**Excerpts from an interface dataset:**
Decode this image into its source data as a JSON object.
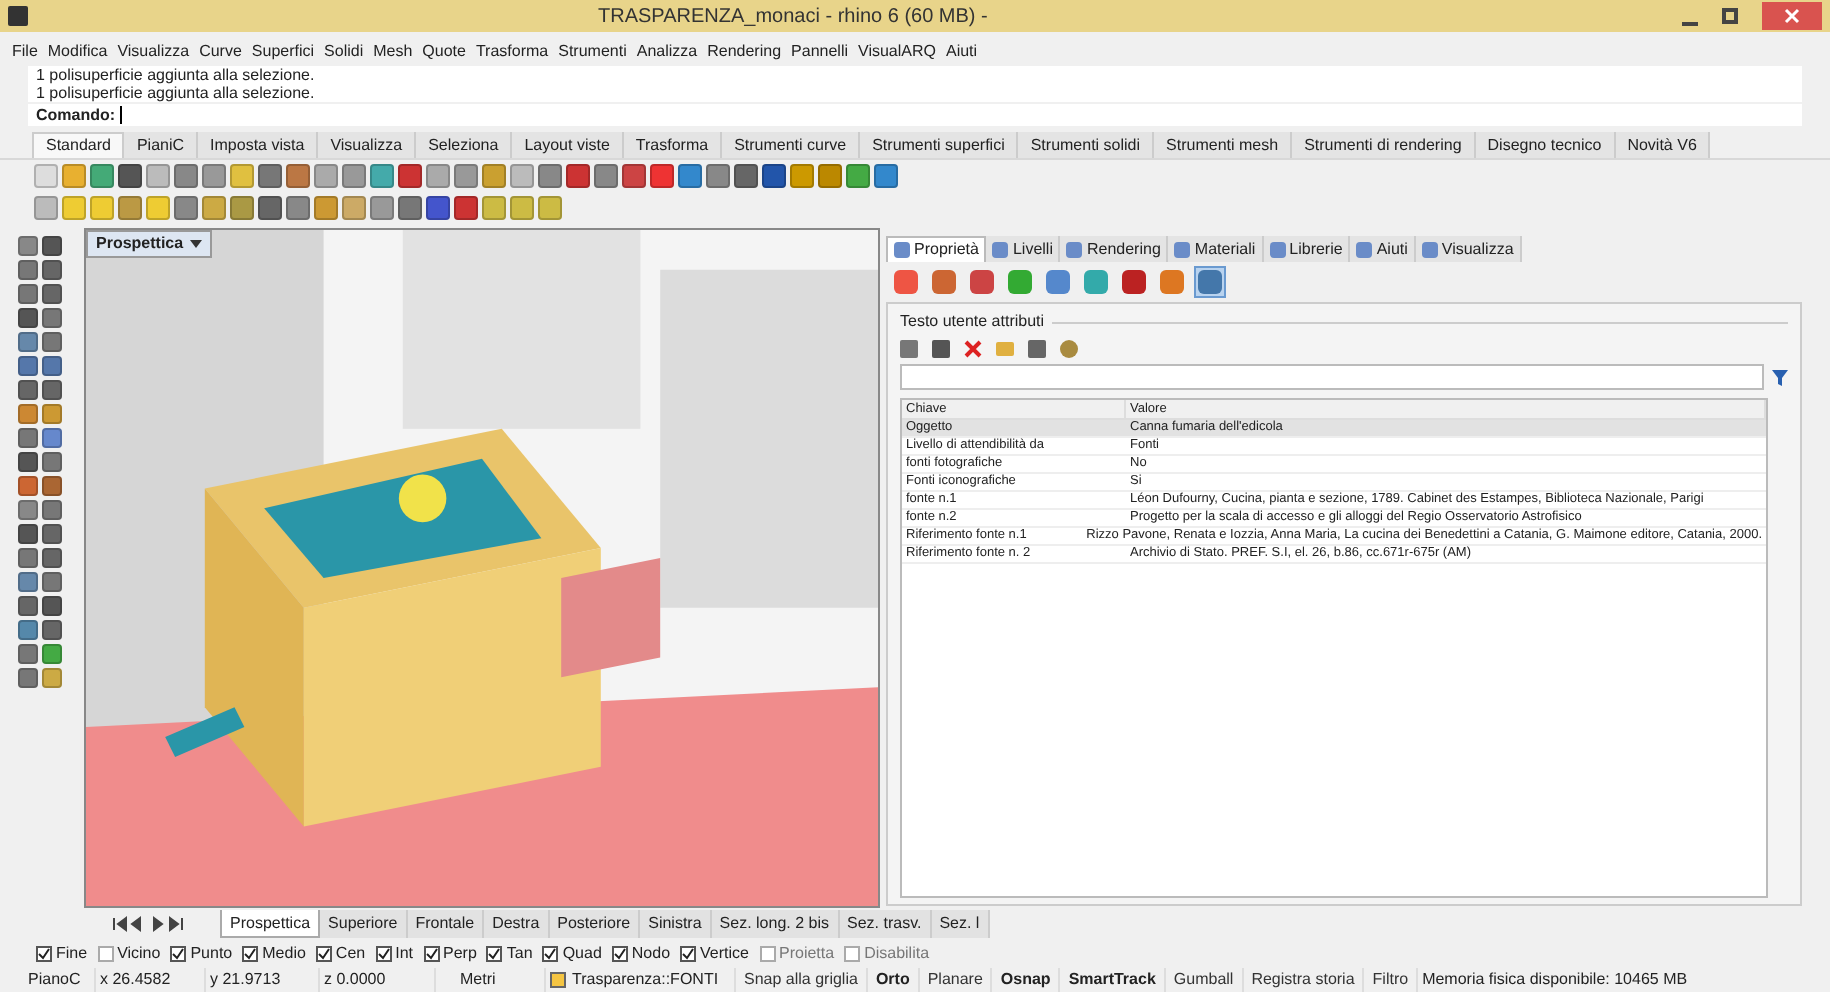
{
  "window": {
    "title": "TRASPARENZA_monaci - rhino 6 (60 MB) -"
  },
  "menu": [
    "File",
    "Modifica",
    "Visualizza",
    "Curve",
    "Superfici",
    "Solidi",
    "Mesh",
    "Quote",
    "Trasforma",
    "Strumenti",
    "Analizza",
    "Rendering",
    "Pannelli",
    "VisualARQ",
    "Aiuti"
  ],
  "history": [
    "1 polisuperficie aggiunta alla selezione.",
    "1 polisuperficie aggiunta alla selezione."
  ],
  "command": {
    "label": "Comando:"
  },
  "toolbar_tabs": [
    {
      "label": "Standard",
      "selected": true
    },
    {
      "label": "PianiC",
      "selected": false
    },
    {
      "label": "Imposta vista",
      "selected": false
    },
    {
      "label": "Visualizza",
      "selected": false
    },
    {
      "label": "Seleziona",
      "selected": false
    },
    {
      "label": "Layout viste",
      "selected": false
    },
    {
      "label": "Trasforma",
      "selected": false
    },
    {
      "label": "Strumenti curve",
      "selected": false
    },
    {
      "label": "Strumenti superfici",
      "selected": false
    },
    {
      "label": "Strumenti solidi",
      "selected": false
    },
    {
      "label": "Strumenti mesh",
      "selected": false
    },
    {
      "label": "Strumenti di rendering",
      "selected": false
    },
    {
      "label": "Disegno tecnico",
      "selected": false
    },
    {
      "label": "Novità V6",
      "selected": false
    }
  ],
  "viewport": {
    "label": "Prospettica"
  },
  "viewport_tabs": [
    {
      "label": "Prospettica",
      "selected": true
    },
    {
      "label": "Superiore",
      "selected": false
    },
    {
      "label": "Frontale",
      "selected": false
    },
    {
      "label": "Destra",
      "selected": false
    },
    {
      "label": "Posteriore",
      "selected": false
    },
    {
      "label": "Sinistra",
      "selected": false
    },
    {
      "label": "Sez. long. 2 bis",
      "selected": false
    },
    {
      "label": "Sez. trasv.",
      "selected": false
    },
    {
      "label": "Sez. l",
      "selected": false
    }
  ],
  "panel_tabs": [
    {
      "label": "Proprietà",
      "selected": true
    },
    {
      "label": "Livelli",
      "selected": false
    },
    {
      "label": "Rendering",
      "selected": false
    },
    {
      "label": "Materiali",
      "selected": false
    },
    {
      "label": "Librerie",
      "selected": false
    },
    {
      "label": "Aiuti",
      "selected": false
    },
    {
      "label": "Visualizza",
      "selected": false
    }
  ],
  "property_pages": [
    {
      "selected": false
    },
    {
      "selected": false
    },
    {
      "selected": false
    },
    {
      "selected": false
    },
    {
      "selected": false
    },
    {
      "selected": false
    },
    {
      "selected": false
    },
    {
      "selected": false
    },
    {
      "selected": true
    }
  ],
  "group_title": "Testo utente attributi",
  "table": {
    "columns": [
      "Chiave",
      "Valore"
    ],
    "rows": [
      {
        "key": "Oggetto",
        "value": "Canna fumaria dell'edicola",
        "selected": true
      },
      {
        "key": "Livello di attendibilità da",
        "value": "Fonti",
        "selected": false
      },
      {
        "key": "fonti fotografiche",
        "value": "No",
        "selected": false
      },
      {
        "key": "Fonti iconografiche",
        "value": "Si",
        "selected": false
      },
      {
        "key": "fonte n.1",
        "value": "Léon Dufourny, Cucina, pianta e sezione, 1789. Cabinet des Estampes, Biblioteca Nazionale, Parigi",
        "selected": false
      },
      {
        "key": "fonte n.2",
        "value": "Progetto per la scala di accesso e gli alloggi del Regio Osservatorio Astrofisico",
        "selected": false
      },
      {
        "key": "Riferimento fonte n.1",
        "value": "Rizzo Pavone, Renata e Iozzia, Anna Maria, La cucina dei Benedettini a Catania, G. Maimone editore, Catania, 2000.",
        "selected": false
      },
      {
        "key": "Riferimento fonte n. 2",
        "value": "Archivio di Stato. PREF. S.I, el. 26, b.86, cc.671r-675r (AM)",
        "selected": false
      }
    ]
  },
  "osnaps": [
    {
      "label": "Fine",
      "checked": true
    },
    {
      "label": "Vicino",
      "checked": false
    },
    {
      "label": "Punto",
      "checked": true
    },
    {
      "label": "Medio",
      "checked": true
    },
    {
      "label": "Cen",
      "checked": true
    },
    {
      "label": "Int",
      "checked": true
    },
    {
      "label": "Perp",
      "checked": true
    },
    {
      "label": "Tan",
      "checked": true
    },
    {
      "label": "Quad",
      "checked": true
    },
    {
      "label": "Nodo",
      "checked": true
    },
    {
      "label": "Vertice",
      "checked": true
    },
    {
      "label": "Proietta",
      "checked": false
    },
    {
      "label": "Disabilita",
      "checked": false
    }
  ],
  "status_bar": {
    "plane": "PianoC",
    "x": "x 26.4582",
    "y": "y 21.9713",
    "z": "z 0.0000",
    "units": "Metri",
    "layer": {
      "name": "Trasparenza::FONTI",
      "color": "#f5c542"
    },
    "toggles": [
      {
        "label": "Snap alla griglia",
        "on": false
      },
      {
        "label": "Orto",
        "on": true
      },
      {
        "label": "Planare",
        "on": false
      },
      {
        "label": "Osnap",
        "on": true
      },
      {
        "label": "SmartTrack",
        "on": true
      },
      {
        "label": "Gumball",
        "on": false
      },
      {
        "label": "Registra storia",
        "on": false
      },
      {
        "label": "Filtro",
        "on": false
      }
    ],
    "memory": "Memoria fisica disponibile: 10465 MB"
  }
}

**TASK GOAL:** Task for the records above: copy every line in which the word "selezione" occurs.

**EXERCISE RESULT:**
    "1 polisuperficie aggiunta alla selezione.",
    "1 polisuperficie aggiunta alla selezione."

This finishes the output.